Then you mix it until it's smooth which takes longer than you think and then add egg and mix again.

The light is really bad in this photo but you can see that I've poured the blue cream cheese mix into the tin. I tasted the mixture at this stage and was 1. a bit alarmed and 2. regretting putting any sugar in at all.

I had some walnuts and mixture left over so I made a slightly larger cheesecake. 

I really wish this one was lemon cheesecake.

They did look very sweet in the small version and they would make an interesting canape although they are pretty rich. I can't imagine enjoying the sweet version of this dessert but I guess you never know. I can't see myself trying it anytime soon when there are so many other things to bake.

Next week is French Orange Cream Tart which sounds uncomplicatedly delicious.


  1. Great post Catherine! If I had not used my silicone molds, I was thinking "How will I get these little cheesecakes out of the muffin tins and I was envisioning the EXACT SAME way you lined each with parchment - great minds ! Really enjoyed reading your post

  2. Love the savoury hors d'oeuvre size, they would be something different to serve when entertaining, the rocket a perfect accompaniment. The paper lining "getting them out" strips are a great idea too!

  3. The combination with greens sounds like a great idea! I never would have thought of it. Really wish I enjoyed blue cheese but alas, I don't and never really will. I do like this recipe, though and will maybe try it again with White Stilton or double the cream cheese. Such an easy cheese cake recipe.

  4. Oh..Like you I also added the extra cheese but I kept the sugar. It was still good and creamy..with Stilton smell. I don't think I would enjoy it as a savory because I'm not a fan of blue cheese and to me at least the sugar cuts away the smell..or so I imagine it! Love how your cheese look yellow and appetising compared to mine is more greeny..

  5. great idea using the way you use d the parchment time for sure i will bake the savory version too. glad you enjoyed these.
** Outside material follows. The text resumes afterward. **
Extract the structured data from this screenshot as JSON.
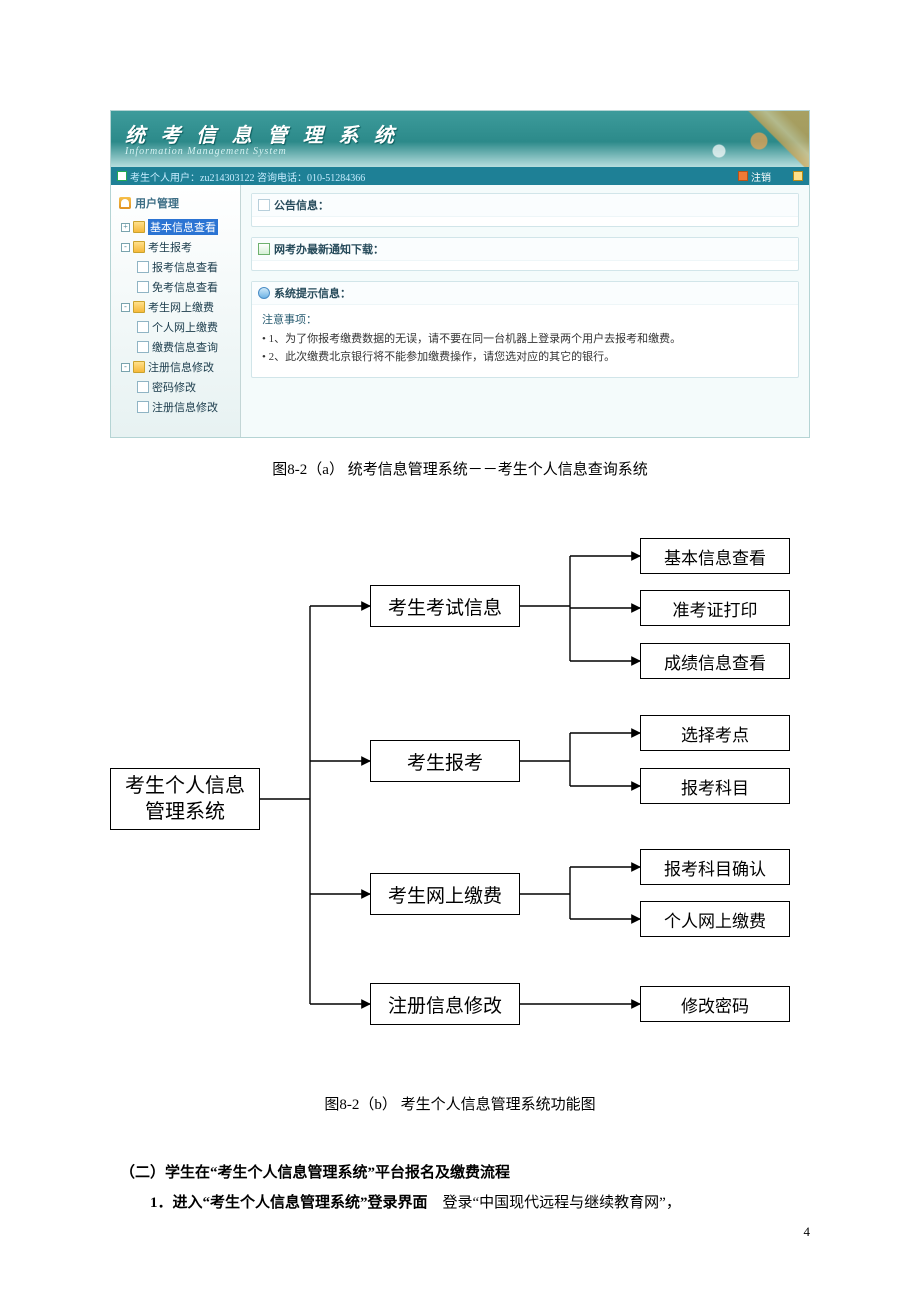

  6. I should have made the version with more cheese and less sugar too. I guess I wanted to know what the original version was like first. Next time, I'll do like you. The parchment tabs you made were a wonderful idea. It would have saved so much fuss and anxiety about getting them out of the molds properly. Beautiful job with this weeks post. Yours are beautiful.
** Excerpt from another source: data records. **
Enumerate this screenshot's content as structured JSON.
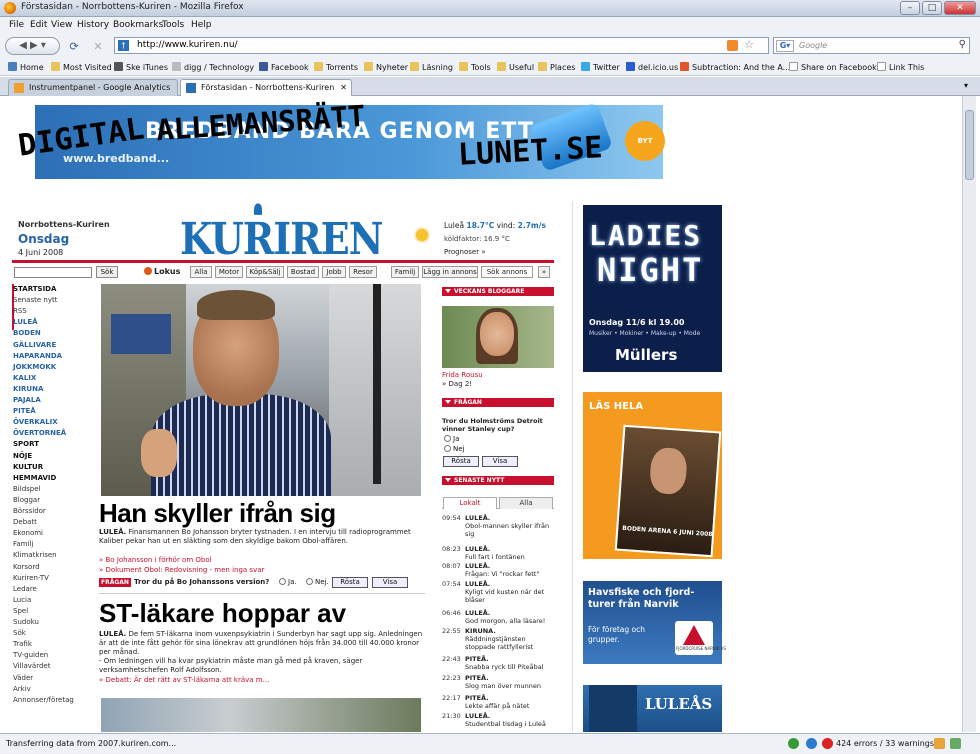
{
  "window": {
    "title": "Förstasidan - Norrbottens-Kuriren - Mozilla Firefox",
    "minimize": "–",
    "maximize": "□",
    "close": "✕"
  },
  "menu": [
    "File",
    "Edit",
    "View",
    "History",
    "Bookmarks",
    "Tools",
    "Help"
  ],
  "nav": {
    "url": "http://www.kuriren.nu/",
    "search_placeholder": "Google"
  },
  "bookmarks": [
    "Home",
    "Most Visited",
    "Ske iTunes",
    "digg / Technology",
    "Facebook",
    "Torrents",
    "Nyheter",
    "Läsning",
    "Tools",
    "Useful",
    "Places",
    "Twitter",
    "del.icio.us",
    "Subtraction: And the A...",
    "Share on Facebook",
    "Link This"
  ],
  "tabs": [
    {
      "label": "Instrumentpanel - Google Analytics"
    },
    {
      "label": "Förstasidan - Norrbottens-Kuriren",
      "close": "✕"
    }
  ],
  "banner": {
    "big": "BREDBAND BARA GENOM ETT",
    "url": "www.bredband...",
    "badge": "BYT",
    "graffiti1": "DIGITAL",
    "graffiti2": "ALLEMANSRÄTT",
    "graffiti3": "LUNET.SE"
  },
  "site": {
    "name": "Norrbottens-Kuriren",
    "day": "Onsdag",
    "date": "4 Juni 2008",
    "logo": "KURIREN"
  },
  "weather": {
    "place": "Luleå",
    "temp": "18.7°C",
    "wind_label": "vind:",
    "wind": "2.7m/s",
    "feel": "köldfaktor: 16.9 °C",
    "forecast": "Prognoser »"
  },
  "searchrow": {
    "button": "Sök",
    "lokus": "Lokus",
    "tabs": [
      "Alla",
      "Motor",
      "Köp&Sälj",
      "Bostad",
      "Jobb",
      "Resor",
      "Familj",
      "Lägg in annons",
      "Sök annons",
      "»"
    ]
  },
  "leftnav": {
    "items": [
      {
        "label": "STARTSIDA",
        "style": "black"
      },
      {
        "label": "Senaste nytt",
        "style": "plain"
      },
      {
        "label": "RSS",
        "style": "plain"
      },
      {
        "label": "LULEÅ",
        "style": "blue"
      },
      {
        "label": "BODEN",
        "style": "blue"
      },
      {
        "label": "GÄLLIVARE",
        "style": "blue"
      },
      {
        "label": "HAPARANDA",
        "style": "blue"
      },
      {
        "label": "JOKKMOKK",
        "style": "blue"
      },
      {
        "label": "KALIX",
        "style": "blue"
      },
      {
        "label": "KIRUNA",
        "style": "blue"
      },
      {
        "label": "PAJALA",
        "style": "blue"
      },
      {
        "label": "PITEÅ",
        "style": "blue"
      },
      {
        "label": "ÖVERKALIX",
        "style": "blue"
      },
      {
        "label": "ÖVERTORNEÅ",
        "style": "blue"
      },
      {
        "label": "SPORT",
        "style": "black"
      },
      {
        "label": "NÖJE",
        "style": "black"
      },
      {
        "label": "KULTUR",
        "style": "black"
      },
      {
        "label": "HEMMAVID",
        "style": "black"
      },
      {
        "label": "Bildspel",
        "style": "plain"
      },
      {
        "label": "Bloggar",
        "style": "plain"
      },
      {
        "label": "Börssidor",
        "style": "plain"
      },
      {
        "label": "Debatt",
        "style": "plain"
      },
      {
        "label": "Ekonomi",
        "style": "plain"
      },
      {
        "label": "Familj",
        "style": "plain"
      },
      {
        "label": "Klimatkrisen",
        "style": "plain"
      },
      {
        "label": "Korsord",
        "style": "plain"
      },
      {
        "label": "Kuriren-TV",
        "style": "plain"
      },
      {
        "label": "Ledare",
        "style": "plain"
      },
      {
        "label": "Lucia",
        "style": "plain"
      },
      {
        "label": "Spel",
        "style": "plain"
      },
      {
        "label": "Sudoku",
        "style": "plain"
      },
      {
        "label": "Sök",
        "style": "plain"
      },
      {
        "label": "Trafik",
        "style": "plain"
      },
      {
        "label": "TV-guiden",
        "style": "plain"
      },
      {
        "label": "Villavärdet",
        "style": "plain"
      },
      {
        "label": "Väder",
        "style": "plain"
      },
      {
        "label": "Arkiv",
        "style": "plain"
      },
      {
        "label": "Annonser/företag",
        "style": "plain"
      }
    ]
  },
  "article1": {
    "headline": "Han skyller ifrån sig",
    "dateline": "LULEÅ.",
    "body": " Finansmannen Bo Johansson bryter tystnaden.  I en intervju till radioprogrammet Kaliber pekar han ut en släkting som den skyldige bakom Obol-affären.",
    "link1": "» Bo Johansson i förhör om Obol",
    "link2": "» Dokument Obol: Redovisning - men inga svar",
    "poll_tag": "FRÅGAN",
    "poll_q": "Tror du på Bo Johanssons version?",
    "yes": "Ja.",
    "no": "Nej.",
    "vote": "Rösta",
    "show": "Visa"
  },
  "article2": {
    "headline": "ST-läkare hoppar av",
    "dateline": "LULEÅ.",
    "body": " De fem ST-läkarna inom vuxenpsykiatrin i Sunderbyn har sagt upp sig. Anledningen är att de inte fått gehör för sina lönekrav att grundlönen höjs från 34.000 till 40.000 kronor per månad.",
    "body2": "- Om ledningen vill ha kvar psykiatrin måste man gå med på kraven, säger verksamhetschefen Rolf Adolfsson.",
    "link": "» Debatt: Är det rätt av ST-läkarna att kräva m..."
  },
  "col3": {
    "blogger_head": "VECKANS BLOGGARE",
    "blogger_name": "Frida Rousu",
    "blogger_post": "» Dag 2!",
    "question_head": "FRÅGAN",
    "question": "Tror du Holmströms Detroit vinner Stanley cup?",
    "ja": "Ja",
    "nej": "Nej",
    "vote": "Rösta",
    "show": "Visa",
    "latest_head": "SENASTE NYTT",
    "tab_local": "Lokalt",
    "tab_all": "Alla",
    "news": [
      {
        "time": "09:54",
        "place": "LULEÅ.",
        "text": "Obol-mannen skyller ifrån sig"
      },
      {
        "time": "08:23",
        "place": "LULEÅ.",
        "text": "Full fart i fontänen"
      },
      {
        "time": "08:07",
        "place": "LULEÅ.",
        "text": "Frågan: Vi \"rockar fett\""
      },
      {
        "time": "07:54",
        "place": "LULEÅ.",
        "text": "Kyligt vid kusten när det blåser"
      },
      {
        "time": "06:46",
        "place": "LULEÅ.",
        "text": "God morgon, alla läsare!"
      },
      {
        "time": "22:55",
        "place": "KIRUNA.",
        "text": "Räddningstjänsten stoppade rattfyllerist"
      },
      {
        "time": "22:43",
        "place": "PITEÅ.",
        "text": "Snabba ryck till Piteåbal"
      },
      {
        "time": "22:23",
        "place": "PITEÅ.",
        "text": "Slog man över munnen"
      },
      {
        "time": "22:17",
        "place": "PITEÅ.",
        "text": "Lekte affär på nätet"
      },
      {
        "time": "21:30",
        "place": "LULEÅ.",
        "text": "Studentbal tisdag i Luleå"
      }
    ]
  },
  "ads": {
    "ad1_l1": "LADIES",
    "ad1_l2": "NIGHT",
    "ad1_l3": "Onsdag 11/6 kl 19.00",
    "ad1_l4": "Musiker • Mokiner • Make-up • Mode",
    "ad1_l5": "Müllers",
    "ad2_title": "LÄS HELA",
    "ad2_mag": "BODEN ARENA 6 JUNI 2008",
    "ad3_t1": "Havsfiske och fjord-turer från Narvik",
    "ad3_t2": "För företag och grupper.",
    "ad3_logo": "FJORDCRUISE NARVIK AS",
    "ad4_t": "LULEÅS"
  },
  "status": {
    "text": "Transferring data from 2007.kuriren.com...",
    "errors": "424 errors / 33 warnings"
  }
}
  7. I think less sugar/no sugar. Will test this week! Love the canapé size - definitely a winner.

    And love the premptive buy for your future self!!